Although Naval Air Depot Cherry Point, N.C., has about five ISO registration numbers, and other DoD activities are compliant with ISO 9000, Maintenance Centers Albany and Barstow are the first DoD ground-weapon system maintenance depots to be ISO qualified in their entirety, Penrose said.

"Additionally," he added, "we did both of our maintenance centers at the same time, in the same way.  I'd say that our methodology is more standard than any other depots DoD-wide.

"But an important thing to remember," Penrose stressed, "is that ISO doesn't end at qualification.

"Every six months to a year, a qualifying agency has to come back and conduct a random audit to see if the system is being maintained.

"Our qualification will be to the ANSI/ISO/ASQC 9002: 1994 Standard. ANSI is the American National Standards Institute; it is the U.S. representative to the International Organization of Standards body. The American Society for Quality is ANSI's quality arm.

"In some respects, being found qualified has led us through a more thorough process than being certified since DCMA has gone more in-depth in reviewing our processes than a third party would. So I think it has actually been more beneficial," he said.

This means the maintenance centers are now eligible to compete for contracts that state the bidder must have a system that complies with the ISO 9000 standard, according to Col. Ervin Rivers, Maintenance Center Barstow commander.

"Quality is one of our competitive priorities," Rivers said. "Achieving this qualification means that our customers can continue to rely on us for high quality products and services. The qualification makes us that more competitive."

Achieving qualification is no easy task. Many additional work hours were used to develop the quality assurance system.

"We started working on the program back in June 1998," said Fred Alley, Barstow Quality Manager. "Some of the main obstacles to overcome were cultural change, providing training to personnel and resisting the temptation to return to the old way of doing things," Alley continued.

"Although it took many people in the Maintenance Center to put the ISO program in place," Alley added, "the main catalyst for bringing the program together was the nine-member IPT.

"The group consisted of representatives from each department and business center," Alley said.

According to the quality manager, their primary task was to ensure the requirements of the ISO system were in place for each of their areas and they wrote all the ISO procedures.

"We met to ensure the ISO standard was met," Alley continued. "Sometimes we called in subject matter experts to present their views on particular topics." The Barstow commander, Col. Ervin Rivers, expanded on Alley's remarks.

"Each employee was instrumental in the overall success of the audit and the implementation of our new ISO Quality Management System,"  Rivers said.
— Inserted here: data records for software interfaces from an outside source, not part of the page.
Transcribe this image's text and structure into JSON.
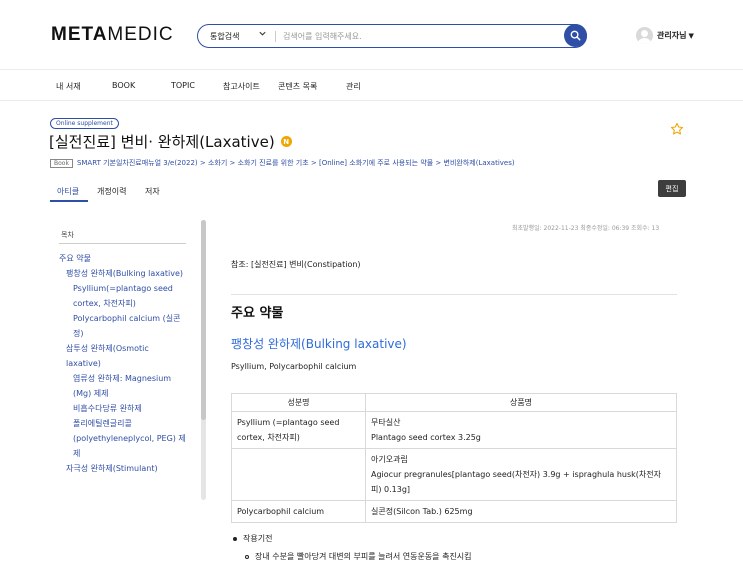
{
  "header": {
    "logo_bold": "META",
    "logo_light": "MEDIC",
    "search": {
      "scope": "통합검색",
      "placeholder": "검색어를 입력해주세요."
    },
    "user": {
      "name": "관리자님",
      "caret": "▼"
    }
  },
  "nav": {
    "items": [
      "내 서재",
      "BOOK",
      "TOPIC",
      "참고사이트",
      "콘텐츠 목록",
      "관리"
    ]
  },
  "article": {
    "badge": "Online supplement",
    "title": "[실전진료] 변비· 완하제(Laxative)",
    "title_icon": "N",
    "breadcrumb_badge": "Book",
    "breadcrumb": "SMART 기본일차진료매뉴얼 3/e(2022) > 소화기 > 소화기 진료를 위한 기초 > [Online] 소화기에 주로 사용되는 약물 > 변비완하제(Laxatives)",
    "meta": "최초발행일: 2022-11-23   최종수정일: 06:39   조회수: 13"
  },
  "tabs": {
    "items": [
      "아티클",
      "개정이력",
      "저자"
    ],
    "active": 0,
    "edit": "편집"
  },
  "toc": {
    "heading": "목차",
    "items": [
      {
        "level": 1,
        "text": "주요 약물"
      },
      {
        "level": 2,
        "text": "팽창성 완하제(Bulking laxative)"
      },
      {
        "level": 3,
        "text": "Psyllium(=plantago seed cortex, 차전자피)"
      },
      {
        "level": 3,
        "text": "Polycarbophil calcium (실콘정)"
      },
      {
        "level": 2,
        "text": "삼투성 완하제(Osmotic laxative)"
      },
      {
        "level": 3,
        "text": "염류성 완하제: Magnesium (Mg) 제제"
      },
      {
        "level": 3,
        "text": "비흡수다당류 완하제"
      },
      {
        "level": 3,
        "text": "폴리에틸렌글리콜(polyethyleneplycol, PEG) 제제"
      },
      {
        "level": 2,
        "text": "자극성 완하제(Stimulant)"
      }
    ]
  },
  "content": {
    "reference": "참조: [실전진료] 변비(Constipation)",
    "h2": "주요 약물",
    "h3": "팽창성 완하제(Bulking laxative)",
    "para": "Psyllium, Polycarbophil calcium",
    "table": {
      "headers": [
        "성분명",
        "상품명"
      ],
      "rows": [
        {
          "ingredient": "Psyllium (=plantago seed cortex, 차전자피)",
          "products": [
            "무타실산",
            "Plantago seed cortex 3.25g"
          ]
        },
        {
          "ingredient": "",
          "products": [
            "아기오과립",
            "Agiocur pregranules[plantago seed(차전자) 3.9g + ispraghula husk(차전자피) 0.13g]"
          ]
        },
        {
          "ingredient": "Polycarbophil calcium",
          "products": [
            "실콘정(Silcon Tab.) 625mg"
          ]
        }
      ]
    },
    "bullet": "작용기전",
    "subbullet": "장내 수분을 빨아당겨 대변의 부피를 늘려서 연동운동을 촉진시킴"
  },
  "colors": {
    "brand": "#2f4ea6",
    "link": "#2f6bd8",
    "star": "#f0a500"
  },
  "icons": [
    "search-icon",
    "chevron-down-icon",
    "avatar",
    "star-icon",
    "new-badge-icon"
  ]
}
"It also took the cooperation of all employees to work together during this time to ensure production was met, costs were kept within budget and the quality system was implemented at the same time.

"Adding ISO 9000 to MCB's Better Business Practices toolbox took a lot of extra time and work," Rivers said. "But most agree receiving the qualification is well worth the additional hours."

Col. Robert Cerney, commander at Maintenance Center Albany added, "Maintenance Center Albany's ISO 9002 compliance was a grass-roots effort. We began by training all our employees and it has involved every one of them, every day since.

"Receiving our ISO certificate completes a major effort that will have a continuous major effect on our future," Cerney continued.

"We have broken the 'flavor-of-the-month' cycle, and we must continue to build on our ISO success to ensure a fruitful competitive commercial future."

Maintenance Center Barstow will receive its ISO 9002 qualification certificate during a special ceremony Wednesday, which will include the grand opening of a new test track and a celebration of the depot's 40th anniversary.

Maintenance Center Albany is scheduled to receive their ISO 9002 qualification certificate April 5 during a special ceremony here.

SHARE